It is, however, still a work in progress since it requires precise coordination between electric vehicles, highway infrastructure, and charging stations. As a result of the wide range of novel technologies that would be employed, for communication, the messages that will be sent among communicating principals, and charging infrastructure implemented in places like homes, offices, and public stations could face several security issues.
Authentication is the most critical step in safeguarding any data from attackers. The researchers, therefore, chose to develop secure and effective authentication protocols for multiple dynamic charging network models used by electric vehicles.

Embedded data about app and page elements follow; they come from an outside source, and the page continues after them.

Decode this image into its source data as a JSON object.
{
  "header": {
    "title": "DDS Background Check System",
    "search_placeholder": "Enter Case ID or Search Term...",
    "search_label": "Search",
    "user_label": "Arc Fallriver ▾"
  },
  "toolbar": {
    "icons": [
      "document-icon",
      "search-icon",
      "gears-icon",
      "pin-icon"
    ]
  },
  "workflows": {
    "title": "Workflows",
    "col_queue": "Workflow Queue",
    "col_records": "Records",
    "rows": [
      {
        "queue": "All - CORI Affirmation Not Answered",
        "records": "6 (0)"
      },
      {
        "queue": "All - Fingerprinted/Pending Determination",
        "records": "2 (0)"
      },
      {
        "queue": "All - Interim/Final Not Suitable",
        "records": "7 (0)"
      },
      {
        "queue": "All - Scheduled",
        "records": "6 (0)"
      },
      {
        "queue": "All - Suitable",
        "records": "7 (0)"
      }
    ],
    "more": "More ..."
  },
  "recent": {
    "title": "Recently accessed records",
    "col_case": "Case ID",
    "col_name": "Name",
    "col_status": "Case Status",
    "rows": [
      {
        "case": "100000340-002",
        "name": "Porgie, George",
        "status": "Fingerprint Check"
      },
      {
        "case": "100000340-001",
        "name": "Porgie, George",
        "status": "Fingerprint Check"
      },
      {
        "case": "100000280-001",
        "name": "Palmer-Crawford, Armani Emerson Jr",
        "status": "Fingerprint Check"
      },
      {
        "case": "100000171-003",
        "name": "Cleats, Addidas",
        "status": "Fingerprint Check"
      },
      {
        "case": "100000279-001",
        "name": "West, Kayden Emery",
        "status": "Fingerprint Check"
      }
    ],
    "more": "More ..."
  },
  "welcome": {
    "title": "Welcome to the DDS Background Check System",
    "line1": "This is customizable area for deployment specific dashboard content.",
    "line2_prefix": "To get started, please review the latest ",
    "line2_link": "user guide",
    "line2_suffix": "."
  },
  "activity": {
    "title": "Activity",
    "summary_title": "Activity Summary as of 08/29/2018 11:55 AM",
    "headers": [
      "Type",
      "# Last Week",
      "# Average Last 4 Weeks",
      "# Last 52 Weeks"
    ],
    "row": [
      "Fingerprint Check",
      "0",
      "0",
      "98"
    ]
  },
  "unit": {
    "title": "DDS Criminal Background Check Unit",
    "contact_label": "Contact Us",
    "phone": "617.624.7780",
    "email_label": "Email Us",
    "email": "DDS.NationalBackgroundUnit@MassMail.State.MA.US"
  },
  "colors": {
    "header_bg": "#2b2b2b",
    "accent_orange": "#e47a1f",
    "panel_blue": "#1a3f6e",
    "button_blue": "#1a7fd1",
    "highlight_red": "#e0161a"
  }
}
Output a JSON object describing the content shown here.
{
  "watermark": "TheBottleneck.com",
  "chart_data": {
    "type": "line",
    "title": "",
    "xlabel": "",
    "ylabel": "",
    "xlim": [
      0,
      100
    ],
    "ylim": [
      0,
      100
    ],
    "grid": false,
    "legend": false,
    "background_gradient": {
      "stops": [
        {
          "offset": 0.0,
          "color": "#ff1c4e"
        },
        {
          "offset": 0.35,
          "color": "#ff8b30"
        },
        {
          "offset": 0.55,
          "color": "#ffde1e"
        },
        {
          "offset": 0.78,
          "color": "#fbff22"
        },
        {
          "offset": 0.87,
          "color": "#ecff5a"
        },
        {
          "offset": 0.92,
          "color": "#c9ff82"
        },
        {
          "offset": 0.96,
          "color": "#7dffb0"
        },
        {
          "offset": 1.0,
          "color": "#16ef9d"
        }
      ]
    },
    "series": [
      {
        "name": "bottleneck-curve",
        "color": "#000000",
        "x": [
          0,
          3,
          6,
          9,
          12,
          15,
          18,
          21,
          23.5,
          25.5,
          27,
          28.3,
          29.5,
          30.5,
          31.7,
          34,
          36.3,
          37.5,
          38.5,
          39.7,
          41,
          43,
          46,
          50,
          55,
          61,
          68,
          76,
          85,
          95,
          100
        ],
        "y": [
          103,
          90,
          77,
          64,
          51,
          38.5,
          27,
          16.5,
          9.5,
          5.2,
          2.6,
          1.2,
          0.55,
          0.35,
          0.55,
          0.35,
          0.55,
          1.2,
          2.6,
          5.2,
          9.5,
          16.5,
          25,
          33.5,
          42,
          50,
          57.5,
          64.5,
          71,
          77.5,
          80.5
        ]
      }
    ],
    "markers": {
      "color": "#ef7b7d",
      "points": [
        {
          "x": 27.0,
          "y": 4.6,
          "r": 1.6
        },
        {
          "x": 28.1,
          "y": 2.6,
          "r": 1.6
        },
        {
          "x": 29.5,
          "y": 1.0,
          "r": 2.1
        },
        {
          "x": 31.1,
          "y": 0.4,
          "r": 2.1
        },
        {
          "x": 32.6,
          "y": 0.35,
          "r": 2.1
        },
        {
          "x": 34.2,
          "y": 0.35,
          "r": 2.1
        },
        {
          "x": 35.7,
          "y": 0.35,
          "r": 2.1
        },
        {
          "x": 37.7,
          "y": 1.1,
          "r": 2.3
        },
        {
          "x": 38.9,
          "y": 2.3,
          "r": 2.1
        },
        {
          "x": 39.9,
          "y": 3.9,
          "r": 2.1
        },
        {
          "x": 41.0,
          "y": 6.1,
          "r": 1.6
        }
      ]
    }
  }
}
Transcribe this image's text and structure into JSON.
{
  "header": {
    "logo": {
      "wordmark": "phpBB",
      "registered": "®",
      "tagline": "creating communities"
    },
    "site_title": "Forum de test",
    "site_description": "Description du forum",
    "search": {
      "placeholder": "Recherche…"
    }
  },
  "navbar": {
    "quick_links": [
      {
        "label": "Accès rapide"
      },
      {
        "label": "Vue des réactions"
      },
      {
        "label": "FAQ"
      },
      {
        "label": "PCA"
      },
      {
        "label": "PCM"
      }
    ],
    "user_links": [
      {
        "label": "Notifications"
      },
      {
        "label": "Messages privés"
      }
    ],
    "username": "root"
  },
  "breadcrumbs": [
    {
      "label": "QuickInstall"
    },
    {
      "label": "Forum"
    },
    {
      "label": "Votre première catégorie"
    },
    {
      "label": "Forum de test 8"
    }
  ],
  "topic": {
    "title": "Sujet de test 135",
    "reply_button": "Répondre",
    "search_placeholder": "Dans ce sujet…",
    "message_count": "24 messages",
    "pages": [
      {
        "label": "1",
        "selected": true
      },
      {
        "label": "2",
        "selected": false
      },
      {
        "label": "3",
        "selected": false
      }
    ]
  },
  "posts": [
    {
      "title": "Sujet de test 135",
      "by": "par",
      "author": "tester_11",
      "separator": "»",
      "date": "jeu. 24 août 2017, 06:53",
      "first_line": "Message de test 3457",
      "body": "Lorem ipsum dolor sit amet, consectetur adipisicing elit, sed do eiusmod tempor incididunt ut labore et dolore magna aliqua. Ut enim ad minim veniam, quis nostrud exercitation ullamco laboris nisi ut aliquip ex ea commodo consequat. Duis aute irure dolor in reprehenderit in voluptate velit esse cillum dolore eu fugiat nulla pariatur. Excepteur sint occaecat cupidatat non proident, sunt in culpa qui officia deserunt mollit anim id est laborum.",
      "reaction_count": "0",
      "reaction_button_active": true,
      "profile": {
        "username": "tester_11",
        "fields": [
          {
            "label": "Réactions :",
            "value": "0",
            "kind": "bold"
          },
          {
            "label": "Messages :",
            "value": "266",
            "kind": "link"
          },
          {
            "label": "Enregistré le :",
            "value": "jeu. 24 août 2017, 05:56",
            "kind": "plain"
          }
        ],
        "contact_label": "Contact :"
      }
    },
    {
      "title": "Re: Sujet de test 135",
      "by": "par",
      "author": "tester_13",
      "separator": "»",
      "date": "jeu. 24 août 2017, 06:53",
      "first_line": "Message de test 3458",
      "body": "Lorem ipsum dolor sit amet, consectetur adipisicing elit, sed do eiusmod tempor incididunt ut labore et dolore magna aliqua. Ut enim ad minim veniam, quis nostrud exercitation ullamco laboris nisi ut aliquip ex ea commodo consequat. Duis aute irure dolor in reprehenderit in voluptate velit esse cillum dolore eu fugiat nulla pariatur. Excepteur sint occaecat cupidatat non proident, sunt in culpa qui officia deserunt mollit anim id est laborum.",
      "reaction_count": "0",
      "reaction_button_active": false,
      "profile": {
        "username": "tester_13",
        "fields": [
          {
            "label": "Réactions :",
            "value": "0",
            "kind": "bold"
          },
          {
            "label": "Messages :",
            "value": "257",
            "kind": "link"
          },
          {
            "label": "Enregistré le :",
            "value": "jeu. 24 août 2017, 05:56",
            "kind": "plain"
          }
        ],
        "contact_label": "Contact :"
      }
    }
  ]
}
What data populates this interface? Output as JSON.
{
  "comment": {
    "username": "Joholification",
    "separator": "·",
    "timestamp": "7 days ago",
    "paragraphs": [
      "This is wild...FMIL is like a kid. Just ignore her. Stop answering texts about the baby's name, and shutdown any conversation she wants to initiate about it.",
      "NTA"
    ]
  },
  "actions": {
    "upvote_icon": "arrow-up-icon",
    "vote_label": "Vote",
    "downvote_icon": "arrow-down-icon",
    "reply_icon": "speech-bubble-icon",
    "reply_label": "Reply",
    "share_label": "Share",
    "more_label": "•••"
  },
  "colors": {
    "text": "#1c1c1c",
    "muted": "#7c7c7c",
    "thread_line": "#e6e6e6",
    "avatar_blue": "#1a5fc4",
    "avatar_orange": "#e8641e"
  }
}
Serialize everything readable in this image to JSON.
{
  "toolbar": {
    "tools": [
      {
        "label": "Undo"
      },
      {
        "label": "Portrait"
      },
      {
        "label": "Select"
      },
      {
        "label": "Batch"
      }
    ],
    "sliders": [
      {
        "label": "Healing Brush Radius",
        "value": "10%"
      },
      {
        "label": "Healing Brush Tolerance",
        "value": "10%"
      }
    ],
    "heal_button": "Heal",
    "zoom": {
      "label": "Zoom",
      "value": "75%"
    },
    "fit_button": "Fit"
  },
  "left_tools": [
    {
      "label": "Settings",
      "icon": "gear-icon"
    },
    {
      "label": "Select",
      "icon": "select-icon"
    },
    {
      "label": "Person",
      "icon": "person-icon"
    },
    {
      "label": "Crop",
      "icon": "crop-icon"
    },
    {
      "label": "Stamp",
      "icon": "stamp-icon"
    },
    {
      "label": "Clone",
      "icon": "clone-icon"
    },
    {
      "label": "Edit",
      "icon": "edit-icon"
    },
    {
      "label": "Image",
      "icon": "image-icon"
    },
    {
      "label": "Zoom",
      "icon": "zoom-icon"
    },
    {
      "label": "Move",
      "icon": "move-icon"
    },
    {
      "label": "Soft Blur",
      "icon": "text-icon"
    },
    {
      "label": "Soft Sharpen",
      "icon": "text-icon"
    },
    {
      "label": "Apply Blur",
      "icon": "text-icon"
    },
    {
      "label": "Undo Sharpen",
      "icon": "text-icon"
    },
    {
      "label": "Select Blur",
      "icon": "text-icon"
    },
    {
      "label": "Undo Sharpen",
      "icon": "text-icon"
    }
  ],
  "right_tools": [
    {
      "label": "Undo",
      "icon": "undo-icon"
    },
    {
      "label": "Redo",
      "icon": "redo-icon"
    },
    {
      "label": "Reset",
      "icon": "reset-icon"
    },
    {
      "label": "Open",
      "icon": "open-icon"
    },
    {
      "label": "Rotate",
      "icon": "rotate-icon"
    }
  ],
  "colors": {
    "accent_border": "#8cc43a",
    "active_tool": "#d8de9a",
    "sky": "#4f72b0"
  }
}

The study was led by Dr. Alavalapati Goutham Reddy, Assistant Professor, Department of Computer Science and Engineering, NIT Andhra Pradesh. The Research Paper was co-authored by Mr. Raveendra Babu, Research Scholar, NIT Andhra Pradesh along with Prof. Ashok Kumar Das of IIIT Hyderabad, Dr. Ruhul Amin of IIIT Naya Raipur, Prof. Young-Ho Park of Kyungpook National University South Korea, and Prof. Willy Susilo of the University of Wollongong. They have published a report of their work in the journal IEEE Transaction on Vehicular Technology.
The protocol was tested out and messages exchanged between electric vehicles and dynamic charging infrastructure were found to be secure, preventing attackers from tracking the vehicle and gaining any benefits.
The scientists noted that the protocol was immune to man-in-the-middle attacks, impersonation attacks, replay attacks, and insider assaults while maintaining user anonymity and untraced ability. It was also more efficient than its counterparts in terms of computing and communication costs, they said. (India Science Wire)